26 mins. Media Institute of Southern Africa (MISA) for World Press Freedom Day, May 3, 1998. Directed by Steve Felton; Production company: Mubasen. Media Institute of Southern Africa (MISA), Private Bag 13386 Windhoek, Namibia, Tel. +264 61 232975, Fax. 248016. http://www.misanet.org
A young journalist is given an assignment by her newspaper editor: "Write an article on World Press Freedom Day by 3 May." Short drama sequences set the framework of the film, and introduce the documentary elements which have been commissioned from film crews and reporters from around the MISA region of 11 southern African countries.

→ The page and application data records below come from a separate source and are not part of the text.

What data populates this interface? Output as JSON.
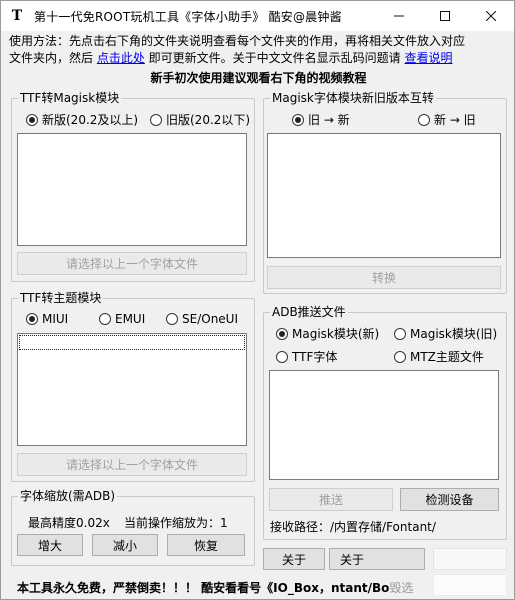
{
  "window": {
    "title": "第十一代免ROOT玩机工具《字体小助手》 酷安@晨钟酱",
    "icon_glyph": "T"
  },
  "instructions": {
    "part1": "使用方法：先点击右下角的文件夹说明查看每个文件夹的作用，再将相关文件放入对应",
    "part2": "文件夹内，然后 ",
    "link_click": "点击此处",
    "part3": " 即可更新文件。关于中文文件名显示乱码问题请 ",
    "link_help": "查看说明",
    "bold_note": "新手初次使用建议观看右下角的视频教程"
  },
  "ttf_magisk": {
    "title": "TTF转Magisk模块",
    "radio_new": "新版(20.2及以上)",
    "radio_old": "旧版(20.2以下)",
    "button": "请选择以上一个字体文件"
  },
  "magisk_convert": {
    "title": "Magisk字体模块新旧版本互转",
    "radio_old_to_new": "旧 → 新",
    "radio_new_to_old": "新 → 旧",
    "button": "转换"
  },
  "ttf_theme": {
    "title": "TTF转主题模块",
    "radio_miui": "MIUI",
    "radio_emui": "EMUI",
    "radio_se": "SE/OneUI",
    "button": "请选择以上一个字体文件"
  },
  "adb_push": {
    "title": "ADB推送文件",
    "radio_magisk_new": "Magisk模块(新)",
    "radio_magisk_old": "Magisk模块(旧)",
    "radio_ttf": "TTF字体",
    "radio_mtz": "MTZ主题文件",
    "push_button": "推送",
    "detect_button": "检测设备",
    "path_label": "接收路径：/内置存储/Fontant/"
  },
  "font_scale": {
    "title": "字体缩放(需ADB)",
    "precision": "最高精度0.02x",
    "current": "当前操作缩放为：1",
    "enlarge": "增大",
    "shrink": "减小",
    "restore": "恢复"
  },
  "bottom": {
    "about1": "关于",
    "about2": "关于",
    "footer": "本工具永久免费，严禁倒卖！！！  酷安看看号《IO_Box，ntant/Bo",
    "footer_tail": "毁选"
  }
}
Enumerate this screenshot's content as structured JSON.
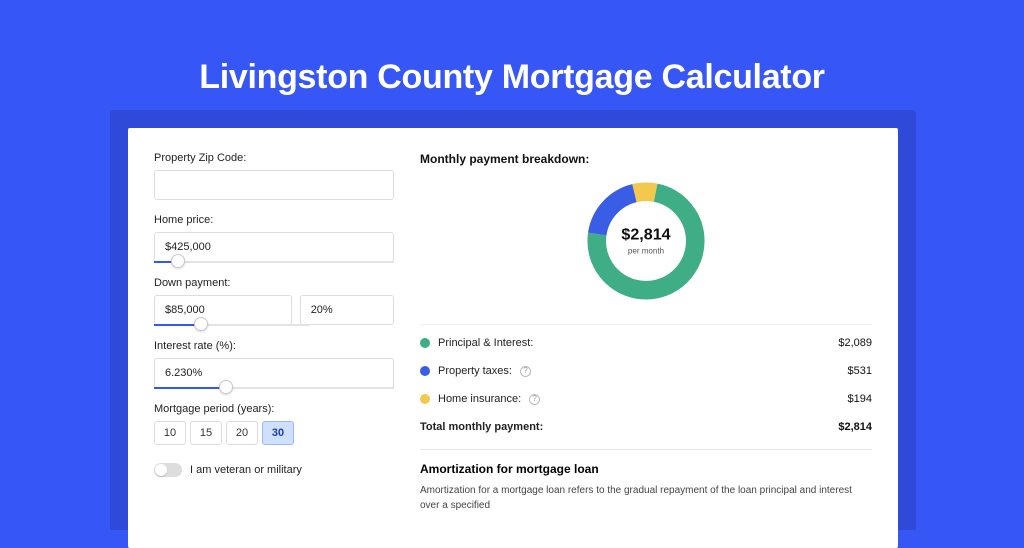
{
  "title": "Livingston County Mortgage Calculator",
  "colors": {
    "accent": "#3656f5",
    "green": "#3fae87",
    "blue": "#3a5de6",
    "yellow": "#f2c94c"
  },
  "form": {
    "zip_label": "Property Zip Code:",
    "zip_value": "",
    "home_price_label": "Home price:",
    "home_price_value": "$425,000",
    "home_price_slider_pct": 10,
    "down_payment_label": "Down payment:",
    "down_payment_value": "$85,000",
    "down_payment_pct_value": "20%",
    "down_payment_slider_pct": 20,
    "interest_label": "Interest rate (%):",
    "interest_value": "6.230%",
    "interest_slider_pct": 30,
    "period_label": "Mortgage period (years):",
    "periods": [
      "10",
      "15",
      "20",
      "30"
    ],
    "period_active_index": 3,
    "veteran_label": "I am veteran or military"
  },
  "breakdown": {
    "title": "Monthly payment breakdown:",
    "center_value": "$2,814",
    "center_sub": "per month",
    "rows": [
      {
        "label": "Principal & Interest:",
        "value": "$2,089",
        "swatch": "green",
        "info": false
      },
      {
        "label": "Property taxes:",
        "value": "$531",
        "swatch": "blue",
        "info": true
      },
      {
        "label": "Home insurance:",
        "value": "$194",
        "swatch": "yellow",
        "info": true
      }
    ],
    "total_label": "Total monthly payment:",
    "total_value": "$2,814"
  },
  "chart_data": {
    "type": "pie",
    "title": "Monthly payment breakdown",
    "categories": [
      "Principal & Interest",
      "Property taxes",
      "Home insurance"
    ],
    "values": [
      2089,
      531,
      194
    ],
    "colors": [
      "#3fae87",
      "#3a5de6",
      "#f2c94c"
    ],
    "total": 2814,
    "center_label": "$2,814 per month"
  },
  "amortization": {
    "title": "Amortization for mortgage loan",
    "text": "Amortization for a mortgage loan refers to the gradual repayment of the loan principal and interest over a specified"
  }
}
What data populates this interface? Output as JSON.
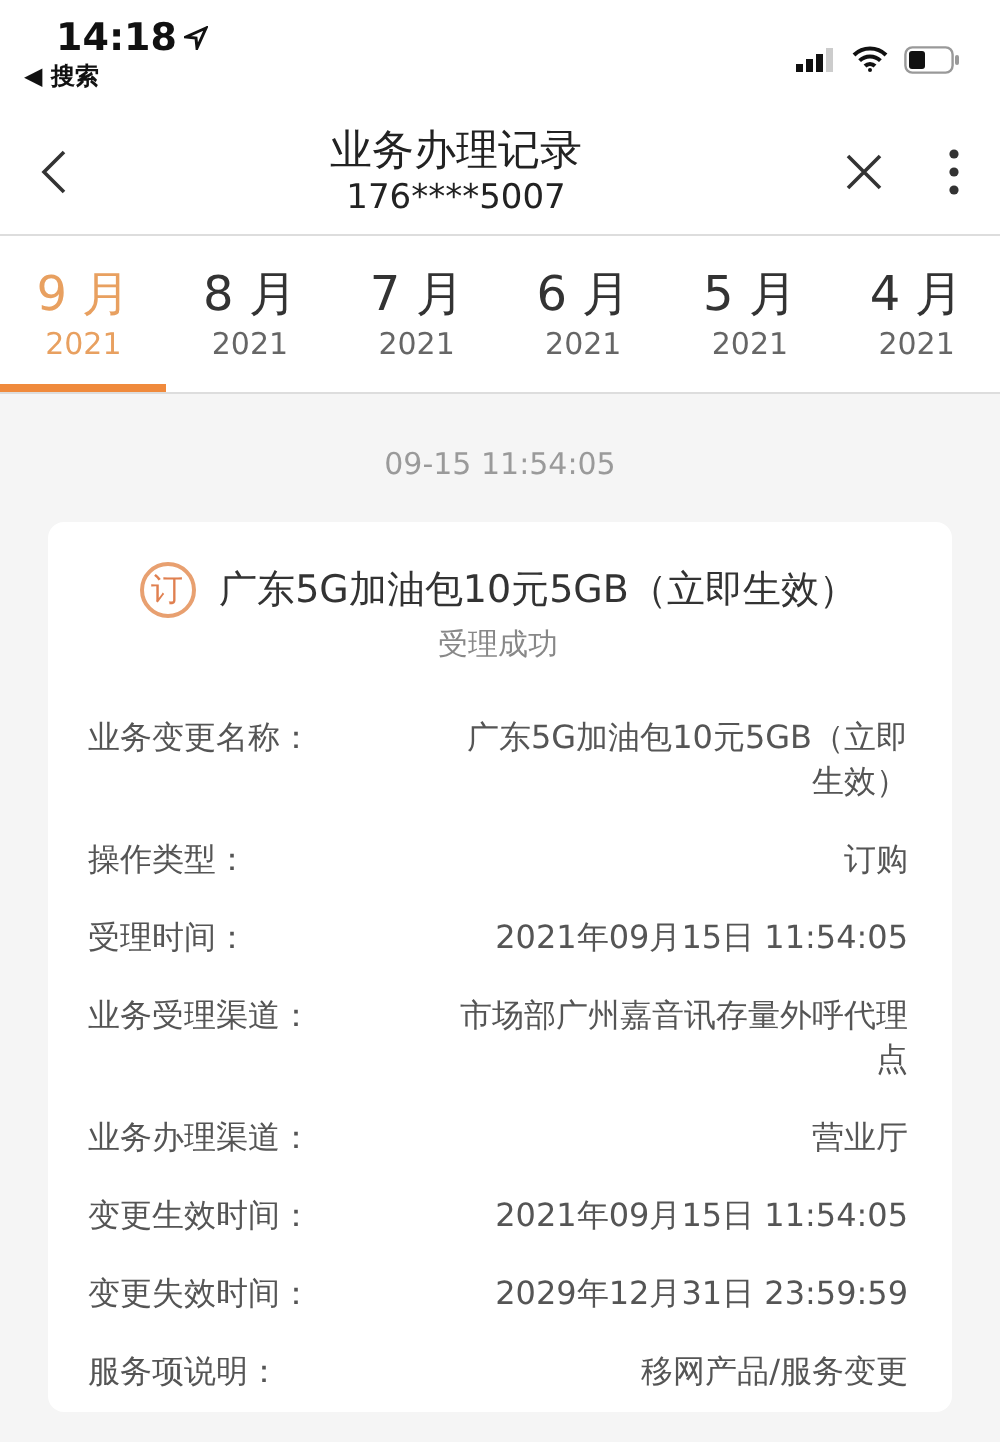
{
  "status_bar": {
    "time": "14:18",
    "back_app": "◀ 搜索"
  },
  "nav": {
    "title": "业务办理记录",
    "subtitle": "176****5007"
  },
  "tabs": [
    {
      "month": "9 月",
      "year": "2021",
      "selected": true
    },
    {
      "month": "8 月",
      "year": "2021",
      "selected": false
    },
    {
      "month": "7 月",
      "year": "2021",
      "selected": false
    },
    {
      "month": "6 月",
      "year": "2021",
      "selected": false
    },
    {
      "month": "5 月",
      "year": "2021",
      "selected": false
    },
    {
      "month": "4 月",
      "year": "2021",
      "selected": false
    }
  ],
  "timestamp": "09-15 11:54:05",
  "record": {
    "badge": "订",
    "title": "广东5G加油包10元5GB（立即生效）",
    "status": "受理成功",
    "fields": [
      {
        "label": "业务变更名称：",
        "value": "广东5G加油包10元5GB（立即生效）"
      },
      {
        "label": "操作类型：",
        "value": "订购"
      },
      {
        "label": "受理时间：",
        "value": "2021年09月15日 11:54:05"
      },
      {
        "label": "业务受理渠道：",
        "value": "市场部广州嘉音讯存量外呼代理点"
      },
      {
        "label": "业务办理渠道：",
        "value": "营业厅"
      },
      {
        "label": "变更生效时间：",
        "value": "2021年09月15日 11:54:05"
      },
      {
        "label": "变更失效时间：",
        "value": "2029年12月31日 23:59:59"
      },
      {
        "label": "服务项说明：",
        "value": "移网产品/服务变更"
      }
    ]
  }
}
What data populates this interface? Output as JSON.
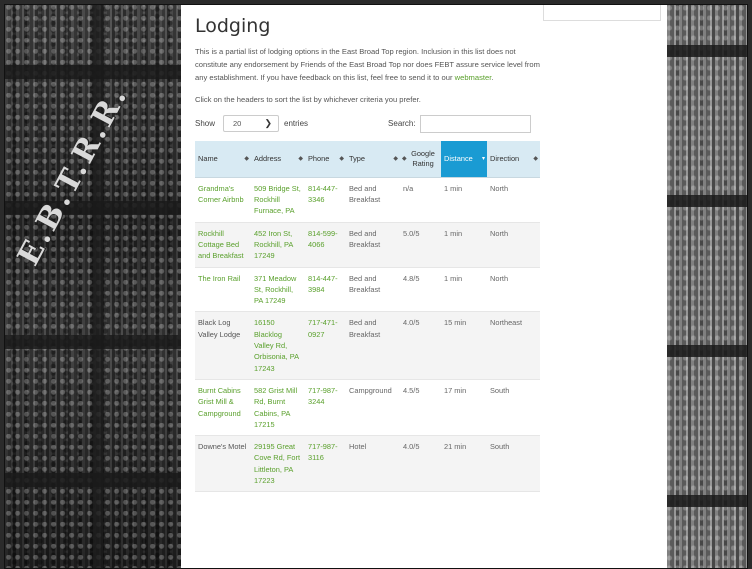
{
  "page": {
    "title": "Lodging",
    "intro_text": "This is a partial list of lodging options in the East Broad Top region. Inclusion in this list does not constitute any endorsement by Friends of the East Broad Top nor does FEBT assure service level from any establishment. If you have feedback on this list, feel free to send it to our ",
    "intro_link": "webmaster",
    "intro_end": ".",
    "sort_hint": "Click on the headers to sort the list by whichever criteria you prefer.",
    "stamp_text": "E.B.T.R.R."
  },
  "controls": {
    "show_label": "Show",
    "show_value": "20",
    "entries_label": "entries",
    "search_label": "Search:"
  },
  "table": {
    "headers": {
      "name": "Name",
      "address": "Address",
      "phone": "Phone",
      "type": "Type",
      "rating": "Google Rating",
      "distance": "Distance",
      "direction": "Direction"
    },
    "rows": [
      {
        "name": "Grandma's Corner Airbnb",
        "address": "509 Bridge St, Rockhill Furnace, PA",
        "phone": "814-447-3346",
        "type": "Bed and Breakfast",
        "rating": "n/a",
        "distance": "1 min",
        "direction": "North"
      },
      {
        "name": "Rockhill Cottage Bed and Breakfast",
        "address": "452 Iron St, Rockhill, PA 17249",
        "phone": "814-599-4066",
        "type": "Bed and Breakfast",
        "rating": "5.0/5",
        "distance": "1 min",
        "direction": "North"
      },
      {
        "name": "The Iron Rail",
        "address": "371 Meadow St, Rockhill, PA 17249",
        "phone": "814-447-3984",
        "type": "Bed and Breakfast",
        "rating": "4.8/5",
        "distance": "1 min",
        "direction": "North"
      },
      {
        "name": "Black Log Valley Lodge",
        "address": "16150 Blacklog Valley Rd, Orbisonia, PA 17243",
        "phone": "717-471-0927",
        "type": "Bed and Breakfast",
        "rating": "4.0/5",
        "distance": "15 min",
        "direction": "Northeast"
      },
      {
        "name": "Burnt Cabins Grist Mill & Campground",
        "address": "582 Grist Mill Rd, Burnt Cabins, PA 17215",
        "phone": "717-987-3244",
        "type": "Campground",
        "rating": "4.5/5",
        "distance": "17 min",
        "direction": "South"
      },
      {
        "name": "Downe's Motel",
        "address": "29195 Great Cove Rd, Fort Littleton, PA 17223",
        "phone": "717-987-3116",
        "type": "Hotel",
        "rating": "4.0/5",
        "distance": "21 min",
        "direction": "South"
      }
    ]
  }
}
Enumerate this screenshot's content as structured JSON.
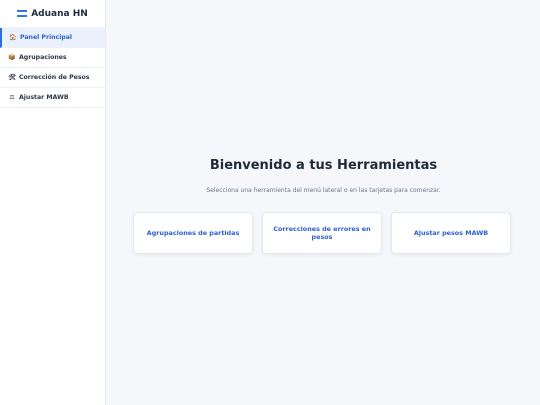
{
  "brand": {
    "title": "Aduana HN"
  },
  "sidebar": {
    "items": [
      {
        "icon": "🏠",
        "label": "Panel Principal",
        "active": true
      },
      {
        "icon": "📦",
        "label": "Agrupaciones"
      },
      {
        "icon": "🛠",
        "label": "Corrección de Pesos"
      },
      {
        "icon": "⚖",
        "label": "Ajustar MAWB"
      }
    ]
  },
  "main": {
    "title": "Bienvenido a tus Herramientas",
    "subtitle": "Selecciona una herramienta del menú lateral o en las tarjetas para comenzar.",
    "cards": [
      {
        "label": "Agrupaciones de partidas"
      },
      {
        "label": "Correcciones de errores en pesos"
      },
      {
        "label": "Ajustar pesos MAWB"
      }
    ]
  },
  "colors": {
    "accent": "#2b5fcf",
    "active_bg": "#eaf1fd",
    "page_bg": "#f5f7fa"
  }
}
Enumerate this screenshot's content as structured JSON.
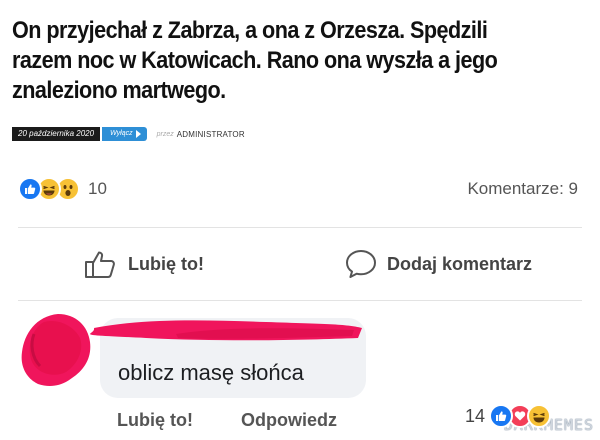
{
  "article": {
    "headline": "On przyjechał z Zabrza, a ona z Orzesza. Spędzili razem noc w Katowicach. Rano ona wyszła a jego znaleziono martwego.",
    "date": "20 października 2020",
    "category_label": "Wyłącz",
    "by_label": "przez",
    "author": "ADMINISTRATOR"
  },
  "reactions": {
    "icons": [
      "like-icon",
      "haha-icon",
      "wow-icon"
    ],
    "count": "10",
    "comments_label": "Komentarze: 9"
  },
  "actions": {
    "like_label": "Lubię to!",
    "comment_label": "Dodaj komentarz"
  },
  "comment": {
    "text": "oblicz masę słońca",
    "like_label": "Lubię to!",
    "reply_label": "Odpowiedz",
    "reaction_count": "14",
    "reaction_icons": [
      "like-icon",
      "love-icon",
      "haha-icon"
    ]
  },
  "watermark": "DARKMEMES",
  "colors": {
    "facebook_blue": "#1877f2",
    "redaction_pink": "#f0155c",
    "comment_bubble": "#f0f2f5"
  }
}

The action is set in the offices of a local newspaper, where the reporter is an actress, but the stories she finds are all too real. The Internet becomes a window into a world which she discovers. Information is there - the Windhoek Declaration of 1991, which calls for a free, independent and pluralistic press. Interviews can be called up with journalists in the print and broadcast media throughout southern Africa. These become full screen television pictures. The audience is brought into contact with people and stories around the region, and learns that the press is a vital, but fragile element in a democratic society.
Reports include the murder of Ricardo de Mello, assassinated in Angola in 1995. Press harassment and censorship become issues in the film, which describes the banning of the Post newspaper in Zambia and the imprisonment of its editor, who makes a spirited defence of his journalism.
But it is not only the press which faces restrictions. Blatant government censorship of the television news in Swaziland opens the debate about who owns and controls the media in southern Africa. Are private ownership and pluralism the same thing? Not if powerful individuals own whole groups of newspapers, and radio and television stations, too.
The media is under threat. According to some, it is irresponsible, unpatriotic, and sensationalist. It must be controlled. Some see media councils and licensing as necessary reforms, others say they are attempts to gag journalists. The film reflects the debate.
This is not the reporter's only assignment. One day she is personally confronted with a story based on a source who wishes to remain anonymous. For her, press freedom assumes a personal significance.
The film is a voyage of discovery, whereby the journalist -and the audience - learn why press freedom is important to everybody.
CRITIQUE : not critiqued.
(Taken from MISA publicity, 1998)